Artichoke Basil Pesto
First of all I want to clarify the misconception that pestos must contain cheese and nuts -- pine nuts, walnuts, etc... This is simply not true, I recently learned. You can make a nut-free, dairy-free pesto. I have and it was fabulous. So fabulous, in fact, that everyone in the family except for my oldest son had 2 helpings. He had three!
Before I go on to share my recipe with all you, I want to share what I have learned. Pesto is an Italian term derived from the literal translation, to pound or to crush. The orginal variations were made using a mortar and pestle. (Had they had my Cuisinart mini chopper back then I am sure they would have much prefered that method!) Pesto originated in Genoa. Pesto alla Genovese is made with basil, salt, garlic, and olive oil, pine nuts and a hard cheese like parmesan.
France also has a slightly different version of this sauce called Pistou that originated in Provence. In this version cheese is often (not always) added but the pine nuts are not.
So I guess my version is more of a Pistou than a Pesto... but you can call it whatever you like!
1 cup of basil leaves, trimmed from stems
2 cans artichoke hearts
Juice of 1 lemon
3 garlic cloves (feel free to use more, much more!)
olive oil, 1/2 cup for sauce -- more for drizzling
pasta, 1 lb, your choice -- I used linguine and it was perfect
While making your pesto boil a large pot of water to cook your pasta and when water is boiling cook pasta for time indicated on the package.
The best appliance for this is a small food processor, a drink blender will work well too.
In the bowl of food processor add your basil, artichoke hearts (1 can, drained) 1/2 cup of olive oil, juice of 1 lemon a little salt and pepper and pulse until well minced.
In a saute pan heat up some olive oil, finely chop the other can (drained) of artichoke hearts and saute them until lightly golden brown. When the color is achieved turn the heat off.

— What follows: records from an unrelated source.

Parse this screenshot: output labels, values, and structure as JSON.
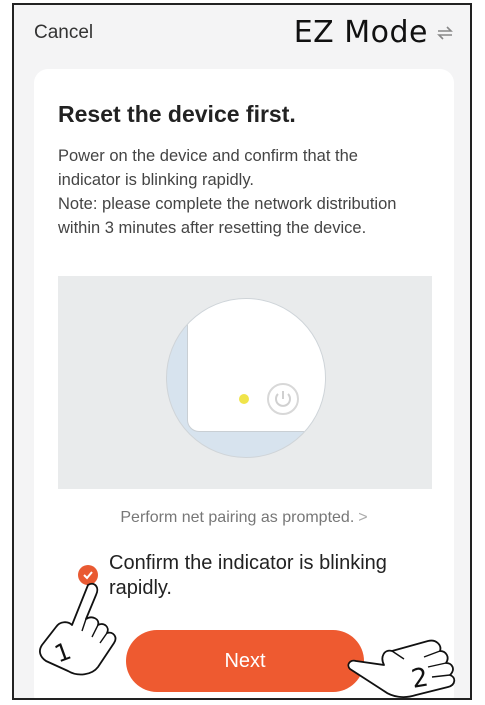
{
  "header": {
    "cancel_label": "Cancel",
    "mode_label": "EZ Mode",
    "switch_icon": "swap-arrows-icon"
  },
  "card": {
    "title": "Reset the device first.",
    "description": [
      "Power on the device and confirm that the indicator is blinking rapidly.",
      "Note: please complete the network distribution within 3 minutes after resetting the device."
    ],
    "illustration": {
      "indicator_icon": "led-indicator-icon",
      "power_icon": "power-button-icon",
      "led_color": "#f0e44a"
    },
    "pairing_link": "Perform net pairing as prompted.",
    "pairing_chevron": ">",
    "confirm_checked": true,
    "confirm_text": "Confirm the indicator is blinking rapidly.",
    "next_label": "Next"
  },
  "annotations": {
    "step1_label": "1",
    "step2_label": "2"
  },
  "colors": {
    "accent": "#ee5a30",
    "checkbox": "#e95a32",
    "background": "#f4f4f5"
  }
}
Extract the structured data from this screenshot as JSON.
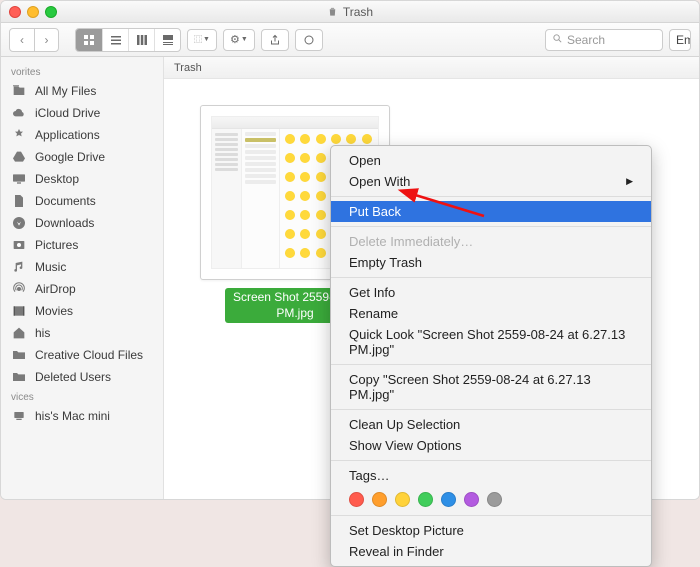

Once pasta is cooked, drain it and return it to the pot. Stir in artichoke pieces and then add the pesto. If needed drizzle extra olive oil over the pasta and add some freshly ground pepper.
This dish can be served hot or warm, at room temperature.